I love having all of the girls over (and my godson, Arian, who also comes to DC from Philly to hang out with us throughout the year). But I’ve had to let parents know that once their kids are in my care, I’m going to treat them just like they’re mine. That includes a set of ground rules that apply to everyone, visitors and regulars alike:
Don’t take more than you’re going to finish. I hate, hate, hate when children waste food. Let it be known if you come to my house, Miss/Auntie/Mean Ol' Lady Janelle is going to make you eat whatever you take. I remember being on the other side of that—when I was a kid, I thought Cocoa Puffs looked like they were so good, so I begged for them. But alas, when I got home, I discovered they sucked. Too bad for me, because I was at that table sobbing into my cereal bowl every. darn. day. until those bad boys were gone. I thought my mom was the pits for enforcing that rule, but now I see why. She wasn’t working her rump off every day to watch the fruits of her labor be scraped off a plate into the garbage, and neither am I.

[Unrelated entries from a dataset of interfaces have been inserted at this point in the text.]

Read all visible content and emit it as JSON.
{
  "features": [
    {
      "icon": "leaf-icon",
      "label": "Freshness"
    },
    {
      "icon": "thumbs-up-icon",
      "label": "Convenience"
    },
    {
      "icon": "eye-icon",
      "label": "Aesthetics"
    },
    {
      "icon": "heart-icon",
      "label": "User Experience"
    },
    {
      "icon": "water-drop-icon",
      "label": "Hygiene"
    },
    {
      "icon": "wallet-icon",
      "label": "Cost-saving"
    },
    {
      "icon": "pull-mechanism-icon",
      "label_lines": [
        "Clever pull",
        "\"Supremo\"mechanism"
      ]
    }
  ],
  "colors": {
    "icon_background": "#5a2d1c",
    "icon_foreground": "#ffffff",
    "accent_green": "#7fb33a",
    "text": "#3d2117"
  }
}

Mind your manners. I’m a stickler for politeness, so I expect everyone to act like they have home training. If they don’t, I bet they will by the time they leave. Our old neighbor downstairs had a daughter a few years younger than Girl Child who used to come up and play and hang out when she was there visiting with her dad. And as soon as that man closed the door to ease on back to his bachelor’s paradise, girlfriend would cut up like she’d never been taught right from wrong. She was a bit of wild child. As a result, she got parked on the sofa and put on time out just like she was another Harris kid. She must not have hated it that much because she kept coming back like clockwork and eventually, got the hang of having good manners, no prodding needed.